→ **Data to use**
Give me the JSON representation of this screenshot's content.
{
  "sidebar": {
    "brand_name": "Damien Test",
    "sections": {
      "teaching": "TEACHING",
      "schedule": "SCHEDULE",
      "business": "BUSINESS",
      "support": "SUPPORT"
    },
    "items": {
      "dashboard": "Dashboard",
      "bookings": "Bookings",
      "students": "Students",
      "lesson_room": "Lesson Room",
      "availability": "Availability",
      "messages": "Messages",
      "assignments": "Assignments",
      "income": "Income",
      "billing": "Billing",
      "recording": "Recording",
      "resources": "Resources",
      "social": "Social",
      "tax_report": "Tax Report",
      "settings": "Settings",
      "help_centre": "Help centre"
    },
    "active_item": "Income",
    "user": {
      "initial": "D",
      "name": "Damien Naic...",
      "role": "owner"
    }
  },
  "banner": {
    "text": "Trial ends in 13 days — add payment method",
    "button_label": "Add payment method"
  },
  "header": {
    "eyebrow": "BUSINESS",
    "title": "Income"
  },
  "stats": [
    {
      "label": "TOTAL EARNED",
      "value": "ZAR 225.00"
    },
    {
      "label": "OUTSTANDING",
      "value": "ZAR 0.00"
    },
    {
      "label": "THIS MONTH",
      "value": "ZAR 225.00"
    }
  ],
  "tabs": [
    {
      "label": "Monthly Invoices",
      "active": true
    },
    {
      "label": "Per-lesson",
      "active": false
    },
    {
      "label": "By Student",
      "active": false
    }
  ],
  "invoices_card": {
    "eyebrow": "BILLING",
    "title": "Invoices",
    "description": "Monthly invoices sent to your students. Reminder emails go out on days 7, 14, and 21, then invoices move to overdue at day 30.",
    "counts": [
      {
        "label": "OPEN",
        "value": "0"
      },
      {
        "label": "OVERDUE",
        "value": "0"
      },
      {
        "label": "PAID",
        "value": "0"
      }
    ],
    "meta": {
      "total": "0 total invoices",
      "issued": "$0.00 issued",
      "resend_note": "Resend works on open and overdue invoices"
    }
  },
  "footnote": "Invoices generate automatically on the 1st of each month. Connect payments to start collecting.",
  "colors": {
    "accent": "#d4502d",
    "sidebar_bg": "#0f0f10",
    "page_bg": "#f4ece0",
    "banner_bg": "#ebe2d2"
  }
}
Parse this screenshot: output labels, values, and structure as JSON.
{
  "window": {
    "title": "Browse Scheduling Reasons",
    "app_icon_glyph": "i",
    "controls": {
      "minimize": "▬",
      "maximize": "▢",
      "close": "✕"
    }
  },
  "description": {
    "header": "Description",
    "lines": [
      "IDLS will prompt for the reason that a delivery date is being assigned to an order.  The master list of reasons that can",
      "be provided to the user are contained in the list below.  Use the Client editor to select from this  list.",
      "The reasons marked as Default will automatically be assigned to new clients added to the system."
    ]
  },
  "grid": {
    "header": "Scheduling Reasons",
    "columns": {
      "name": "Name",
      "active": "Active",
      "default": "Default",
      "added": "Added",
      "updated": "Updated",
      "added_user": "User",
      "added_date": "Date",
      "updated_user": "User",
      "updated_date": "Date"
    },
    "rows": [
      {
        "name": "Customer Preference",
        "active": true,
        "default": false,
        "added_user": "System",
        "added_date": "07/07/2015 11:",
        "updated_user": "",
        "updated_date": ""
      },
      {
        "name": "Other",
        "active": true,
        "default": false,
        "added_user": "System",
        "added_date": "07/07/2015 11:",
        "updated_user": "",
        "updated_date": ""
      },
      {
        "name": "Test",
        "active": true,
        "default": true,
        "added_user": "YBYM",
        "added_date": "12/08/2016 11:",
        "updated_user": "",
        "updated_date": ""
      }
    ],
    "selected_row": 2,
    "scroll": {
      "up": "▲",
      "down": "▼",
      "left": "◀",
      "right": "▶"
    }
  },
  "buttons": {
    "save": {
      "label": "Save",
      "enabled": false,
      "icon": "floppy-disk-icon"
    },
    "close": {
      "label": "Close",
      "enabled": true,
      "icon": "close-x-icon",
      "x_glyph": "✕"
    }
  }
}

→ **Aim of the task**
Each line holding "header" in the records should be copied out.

→ **Task solution**
  "header": {
    "header": "Description",
    "header": "Scheduling Reasons",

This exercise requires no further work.